The ban, which he imposedi Japan on same-sex marriagesis unconstitutional, the appellate court of the northern Japanese district of Sapporo ruled today, in the first appeals court ruling on an issue that has divided the lower levels of the judicial system.

While Japan is the only member of the Group of Seven (G7) most developed industrialized nations that does not provide legal protection to same-sex unions, the decision of the Sapporo High Court rejected the plaintiffs’ claim for damages from the government.

“I thought the decision would be conservative, but it ended up exceeding my expectations,” one of the plaintiffs, who did not want to be named, told reporters after the decision was announced. “I couldn’t stop my tears.”

The debate over whether Japan’s anti-same-sex marriage laws are unconstitutional has divided lower courts, with one district court finding it constitutional but others arguing it is unconstitutional to varying degrees.

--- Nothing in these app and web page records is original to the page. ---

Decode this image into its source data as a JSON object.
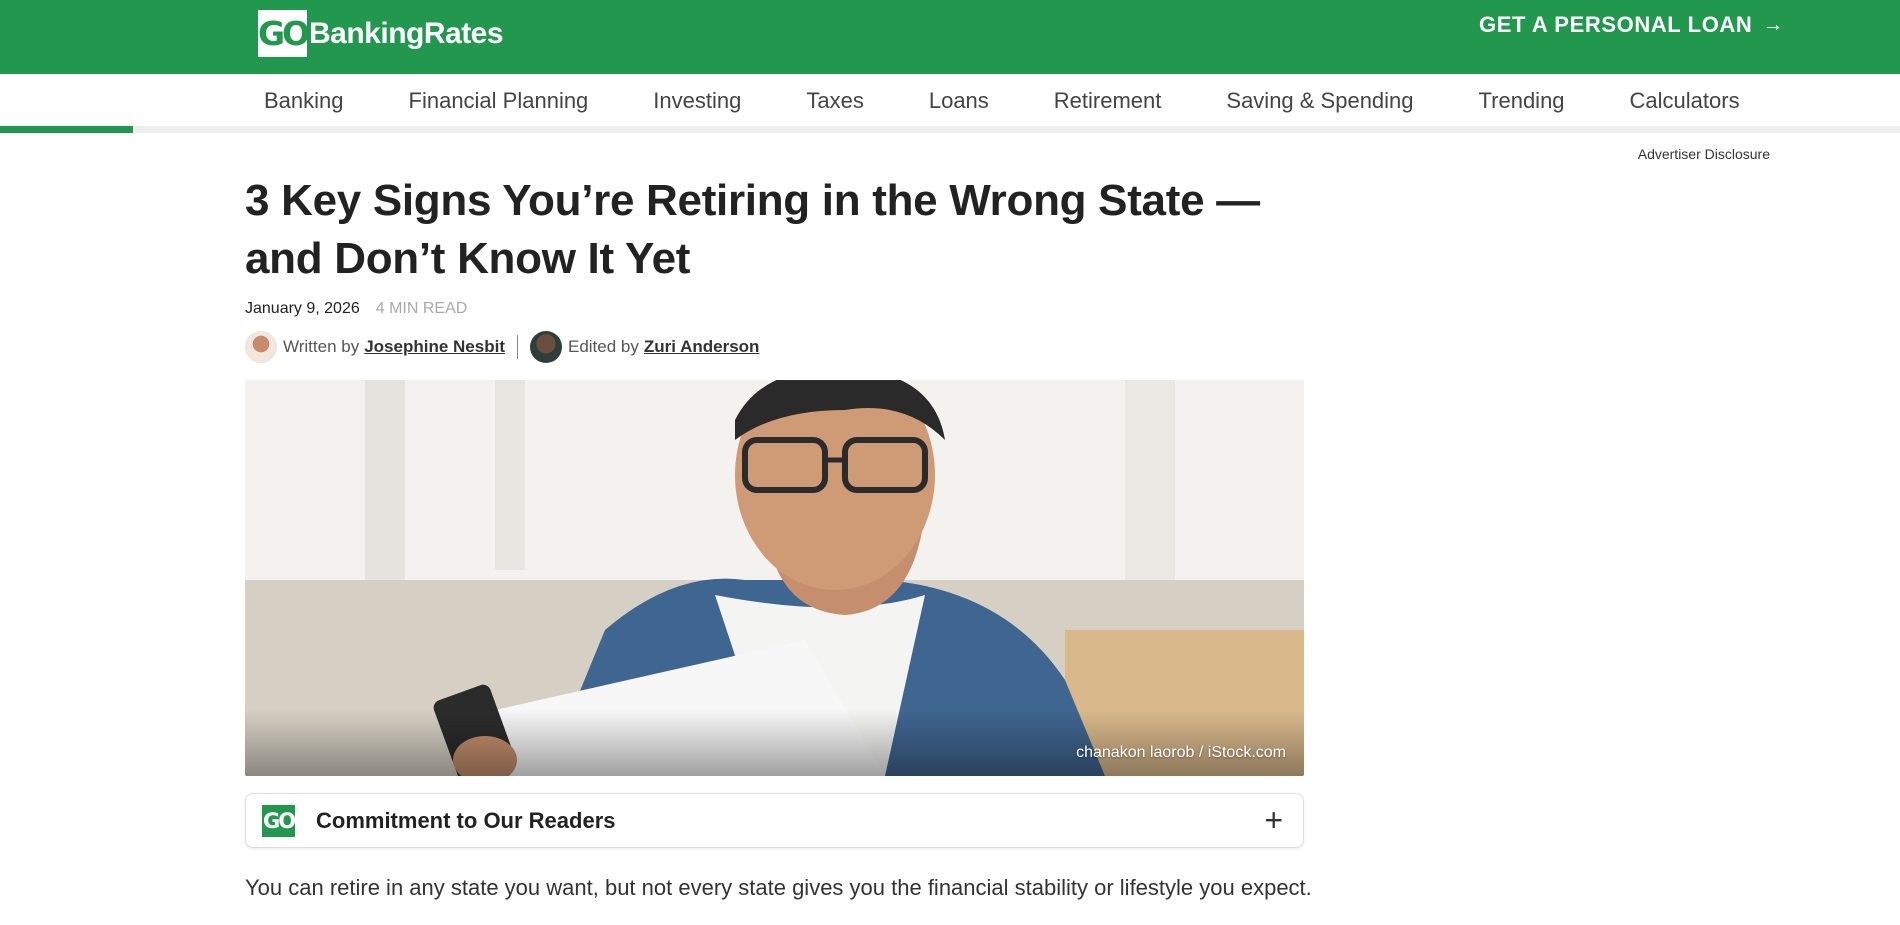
{
  "header": {
    "logo_mark": "GO",
    "logo_text": "BankingRates",
    "cta_label": "GET A PERSONAL LOAN",
    "cta_icon": "arrow-right-icon",
    "brand_color": "#21984d"
  },
  "nav": {
    "items": [
      {
        "label": "Banking"
      },
      {
        "label": "Financial Planning"
      },
      {
        "label": "Investing"
      },
      {
        "label": "Taxes"
      },
      {
        "label": "Loans"
      },
      {
        "label": "Retirement"
      },
      {
        "label": "Saving & Spending"
      },
      {
        "label": "Trending"
      },
      {
        "label": "Calculators"
      }
    ],
    "reading_progress": 0.07
  },
  "disclosure": "Advertiser Disclosure",
  "article": {
    "title": "3 Key Signs You’re Retiring in the Wrong State — and Don’t Know It Yet",
    "date": "January 9, 2026",
    "read_time": "4 MIN READ",
    "written_label": "Written by",
    "author": "Josephine Nesbit",
    "edited_label": "Edited by",
    "editor": "Zuri Anderson",
    "image_credit": "chanakon laorob / iStock.com",
    "commitment_logo": "GO",
    "commitment_title": "Commitment to Our Readers",
    "commitment_toggle": "+",
    "body": "You can retire in any state you want, but not every state gives you the financial stability or lifestyle you expect."
  }
}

Although polls from 2023 show that about 70% of citizens support same-sex marriage, Prime Minister Fumio Kishida’s conservative Liberal Democratic Party opposes him.